● **Exercise material**:

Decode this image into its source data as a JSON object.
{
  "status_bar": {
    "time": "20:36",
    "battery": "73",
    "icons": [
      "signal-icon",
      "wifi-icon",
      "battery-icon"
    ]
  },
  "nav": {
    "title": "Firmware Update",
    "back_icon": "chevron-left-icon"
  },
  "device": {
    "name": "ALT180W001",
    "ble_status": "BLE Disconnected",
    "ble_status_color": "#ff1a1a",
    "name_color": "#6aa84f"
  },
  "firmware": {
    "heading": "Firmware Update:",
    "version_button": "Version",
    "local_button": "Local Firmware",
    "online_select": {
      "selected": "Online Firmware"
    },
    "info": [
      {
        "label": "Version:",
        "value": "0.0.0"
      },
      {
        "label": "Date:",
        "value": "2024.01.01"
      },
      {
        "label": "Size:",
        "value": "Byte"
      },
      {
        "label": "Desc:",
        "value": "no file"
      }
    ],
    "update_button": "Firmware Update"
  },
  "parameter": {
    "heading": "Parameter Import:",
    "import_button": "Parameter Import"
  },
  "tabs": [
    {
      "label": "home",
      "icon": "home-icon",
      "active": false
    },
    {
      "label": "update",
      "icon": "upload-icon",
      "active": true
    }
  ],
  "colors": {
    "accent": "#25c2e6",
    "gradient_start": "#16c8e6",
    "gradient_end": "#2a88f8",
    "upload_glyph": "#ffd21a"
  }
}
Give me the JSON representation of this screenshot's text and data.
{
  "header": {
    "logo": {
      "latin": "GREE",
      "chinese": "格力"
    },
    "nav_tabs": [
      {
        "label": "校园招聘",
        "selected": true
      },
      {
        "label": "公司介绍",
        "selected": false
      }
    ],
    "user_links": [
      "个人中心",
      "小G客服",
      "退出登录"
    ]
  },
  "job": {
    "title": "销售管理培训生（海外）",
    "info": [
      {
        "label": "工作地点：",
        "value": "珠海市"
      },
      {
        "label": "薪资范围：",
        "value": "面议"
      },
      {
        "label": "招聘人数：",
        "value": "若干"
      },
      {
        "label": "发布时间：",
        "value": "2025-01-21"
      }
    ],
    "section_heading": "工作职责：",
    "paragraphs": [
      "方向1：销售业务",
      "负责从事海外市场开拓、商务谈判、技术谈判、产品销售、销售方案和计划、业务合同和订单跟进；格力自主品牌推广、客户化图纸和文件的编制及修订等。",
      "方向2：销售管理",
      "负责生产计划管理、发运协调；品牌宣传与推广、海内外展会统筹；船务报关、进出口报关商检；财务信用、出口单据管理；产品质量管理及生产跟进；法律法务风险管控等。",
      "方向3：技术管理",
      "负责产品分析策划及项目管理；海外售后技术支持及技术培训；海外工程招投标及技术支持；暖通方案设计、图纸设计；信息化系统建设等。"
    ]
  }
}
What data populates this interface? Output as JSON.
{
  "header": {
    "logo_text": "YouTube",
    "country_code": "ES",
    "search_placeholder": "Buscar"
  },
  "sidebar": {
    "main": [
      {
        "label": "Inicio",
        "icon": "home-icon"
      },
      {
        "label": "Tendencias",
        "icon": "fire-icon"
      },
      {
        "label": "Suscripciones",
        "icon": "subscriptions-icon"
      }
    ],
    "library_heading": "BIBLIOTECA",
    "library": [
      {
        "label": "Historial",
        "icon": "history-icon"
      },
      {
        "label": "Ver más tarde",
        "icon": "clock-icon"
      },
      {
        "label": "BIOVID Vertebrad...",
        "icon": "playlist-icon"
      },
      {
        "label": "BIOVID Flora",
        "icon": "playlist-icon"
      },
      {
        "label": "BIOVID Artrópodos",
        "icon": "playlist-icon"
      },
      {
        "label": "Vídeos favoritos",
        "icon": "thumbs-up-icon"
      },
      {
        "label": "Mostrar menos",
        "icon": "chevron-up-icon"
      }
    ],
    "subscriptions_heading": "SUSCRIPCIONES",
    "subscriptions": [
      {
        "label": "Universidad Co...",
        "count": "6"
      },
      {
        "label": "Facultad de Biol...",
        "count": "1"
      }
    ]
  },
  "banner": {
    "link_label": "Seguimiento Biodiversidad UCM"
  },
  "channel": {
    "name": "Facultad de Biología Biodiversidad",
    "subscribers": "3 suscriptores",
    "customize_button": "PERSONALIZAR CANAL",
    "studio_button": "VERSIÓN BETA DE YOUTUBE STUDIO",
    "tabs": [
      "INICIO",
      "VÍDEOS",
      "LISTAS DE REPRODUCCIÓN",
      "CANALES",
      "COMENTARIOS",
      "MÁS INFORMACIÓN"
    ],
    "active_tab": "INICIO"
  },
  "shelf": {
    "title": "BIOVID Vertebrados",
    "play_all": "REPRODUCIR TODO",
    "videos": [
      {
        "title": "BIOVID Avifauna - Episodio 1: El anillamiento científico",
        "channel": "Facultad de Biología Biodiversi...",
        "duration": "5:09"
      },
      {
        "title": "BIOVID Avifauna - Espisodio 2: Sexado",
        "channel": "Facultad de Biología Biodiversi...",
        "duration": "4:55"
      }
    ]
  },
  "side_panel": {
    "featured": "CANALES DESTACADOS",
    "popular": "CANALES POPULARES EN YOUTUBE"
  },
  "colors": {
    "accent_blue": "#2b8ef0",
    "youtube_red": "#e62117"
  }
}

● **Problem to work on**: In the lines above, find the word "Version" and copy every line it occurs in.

● **Solution to this exercise**:
    "version_button": "Version",
        "label": "Version:",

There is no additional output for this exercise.